Wednesday, April 23, 2008

so here's one of the things that happened. A couple of days after I deleted those posts, I woke up at about 6 a.m. with this question ringing in my head, as if someone had just spoken it: "Are you willing to go to hell if you're wrong?" I spent the morning turning that question over and having several somewhat visceral reactions. It took me until noon to realize that the question itself was fundamentalist and not necessarily legitimate. All the underlying assumptions-- that there is a hell, that people go there based on whether or not their theology is correct, that you could be punished for eternity for honestly asking questions-- all of that comes from the way I internalized the religion of my childhood. It was such an enormous feeling of relief to just let it go. But then over the next few days, it came back. It's still hanging around back there in my brain somewhere. I guess you never entirely get over this stuff.


  1. The crux of the dilemma is faith. The authors of the Books of the Bible must have had a strong desire to have readers develop faith. The resurrection is just one more occurrence that provides a substrate for faith to arise. Whether one subscribes to a literal or metaphoric interpretation of the Bible, faith is a central requirement. The celebration of Easter is a ritual whose significance is fostering faith in the heart of the supplicant.

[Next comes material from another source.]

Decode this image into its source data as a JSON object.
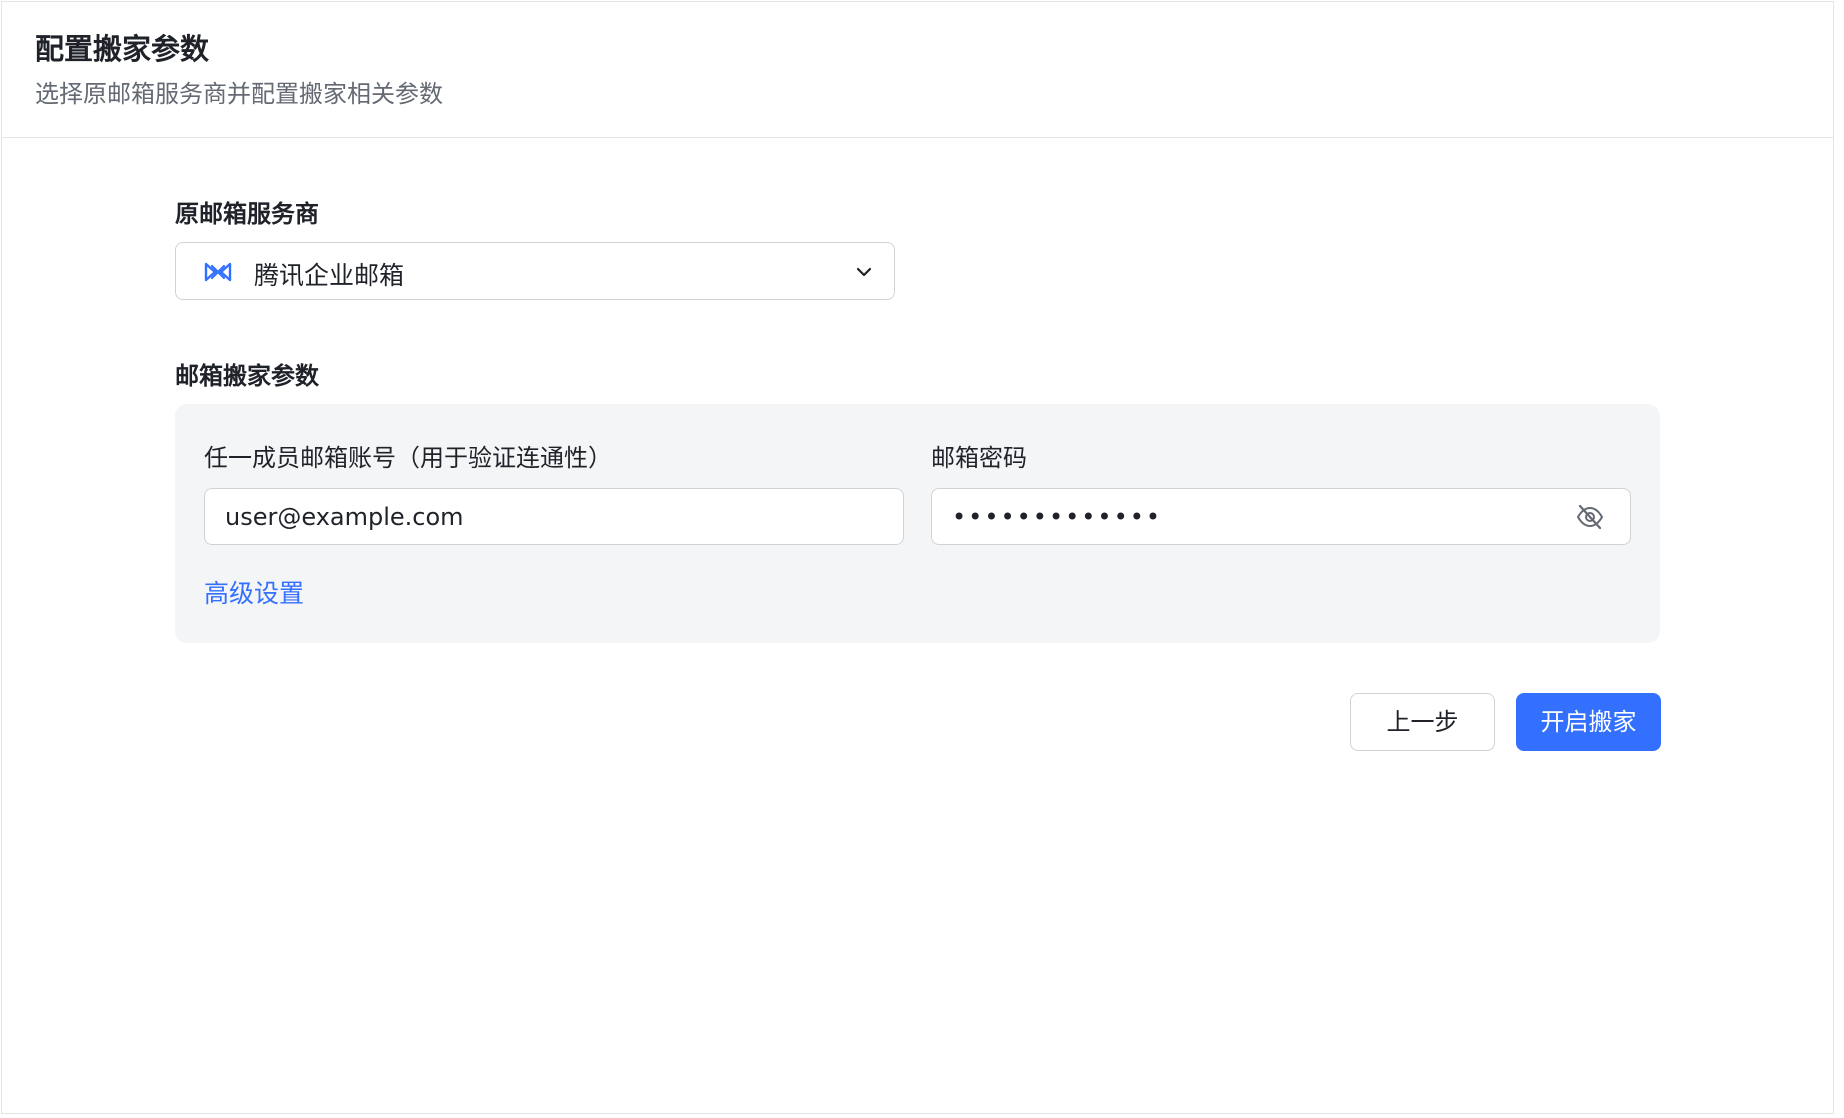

    Jesus as a physical being had to be transformed into a spiritual being in order to make the connection with God, and therefore become part of the supernatural Trinity. Otherwise, Jesus as a human who died and whose body just withered away into dust, would be considered too mundane. By arising from the dead, his connection to God is firmly established.

  2. Hi, drb, thanks for commenting--hmmm, you bring up exactly what I've been thinking the last few days-- that faith is the crux of the matter-- but I can't tell from what you've said here if we mean that in the same way. My current belief is that Jesus attained some sort of spiritual mastery (mastery may not be the right word here) that allowed him to transcend the phenomenon we know of as death. If we consider him to literally be God incarnate, then by his very nature he may have been able to attain this transcendence. But for me that is a big if.

    Love the idea of a substrate in which faith arises. Thanks for that.